06 August 2008

An estimated 125,000 Western lowland gorillas have been found in two adjacent areas in northern Republic of Congo. The exciting discovery brings renewed hope for the Western lowland gorilla sub-species, currently classified as Critically Endangered, and previously thought to number fewer than 50,000 across their entire range.
Jillian Miller, executive director of The Gorilla Organization said; “the discovery of such a large population of Western lowland gorillas is absolutely fantastic news for the sub-species and for conservationists, but we should be careful not to be too complacent. The area where these gorillas have been found is in the path of the Ebola virus, which has wiped out large numbers of Western lowland gorillas during the past 25 years”.
“Numbers are less important than trends, and sadly the trend for all gorilla sub-species, apart from the Mountain gorillas, has been a downturn in population figures. However this recent discovery does provide conservationists with a great opportunity to turn these trends around” Miller continued.
The last census on Western lowland gorillas took place during the 1980’s and estimated that 100,000 remained in the world.
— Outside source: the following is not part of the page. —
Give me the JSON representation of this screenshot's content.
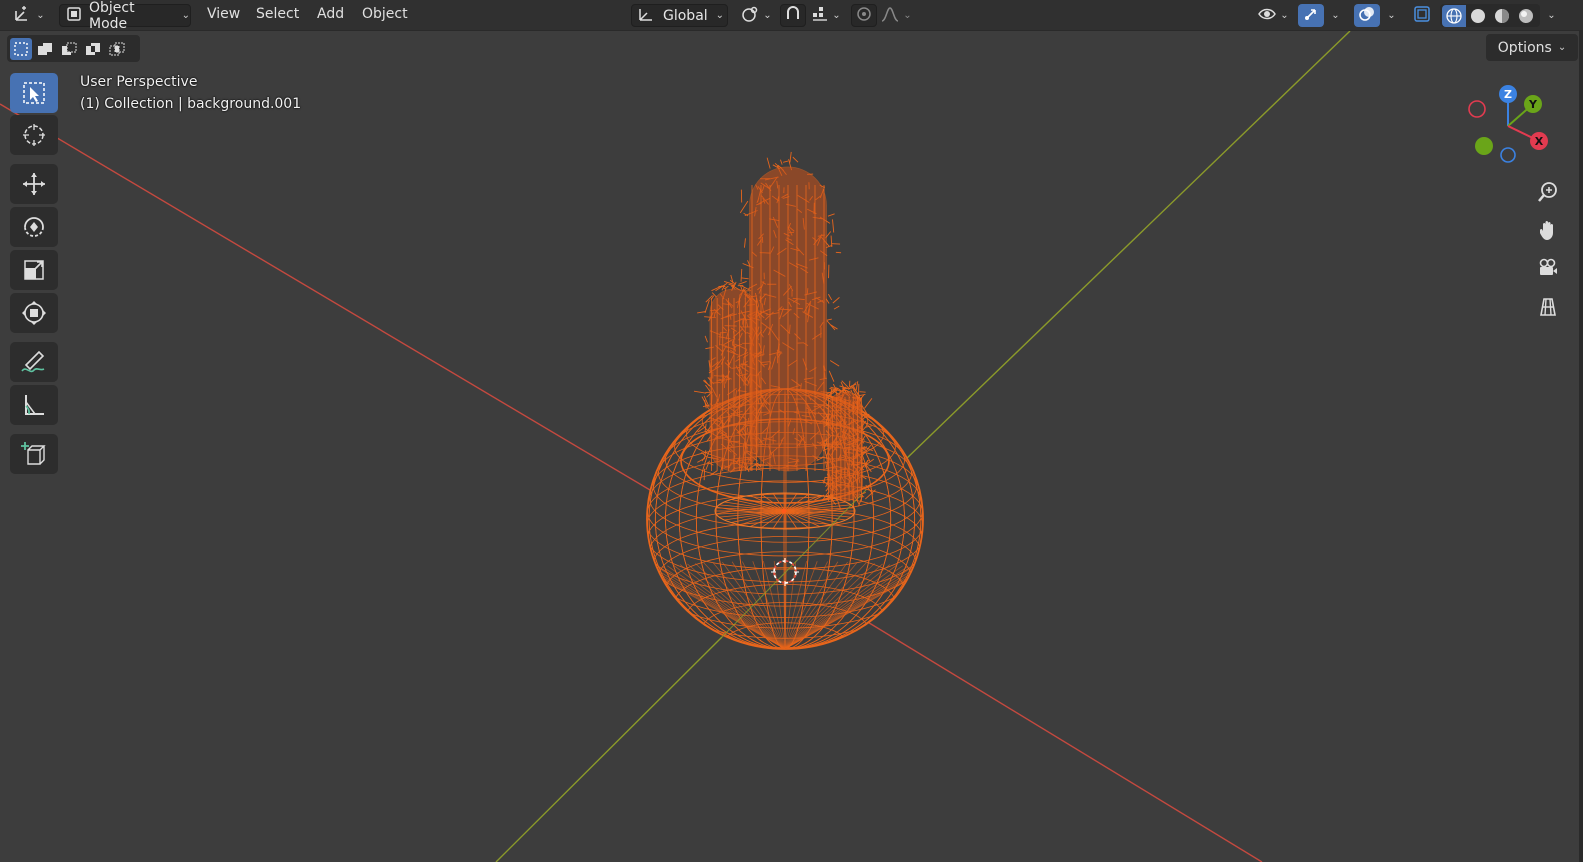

However since then it is thought that the numbers have been reduced to fewer than 50,000 as a result of hunting and the deadly Ebola virus.
The results of the recent census, carried out by the Wildlife Conservation Society, were announced at the International Primatological Society Congress in Edinburgh, Scotland.

Click here to see Jillian Miller, the Gorilla Organization's executive director, interviewed on CNN.

for further information or photographs contact:

David Hewitt, Communications Manager
The Gorilla Organization, 110 Gloucester Avenue, London, Nw1 8HX
Tel: 020 7916 4974
Mobile: 07801 971123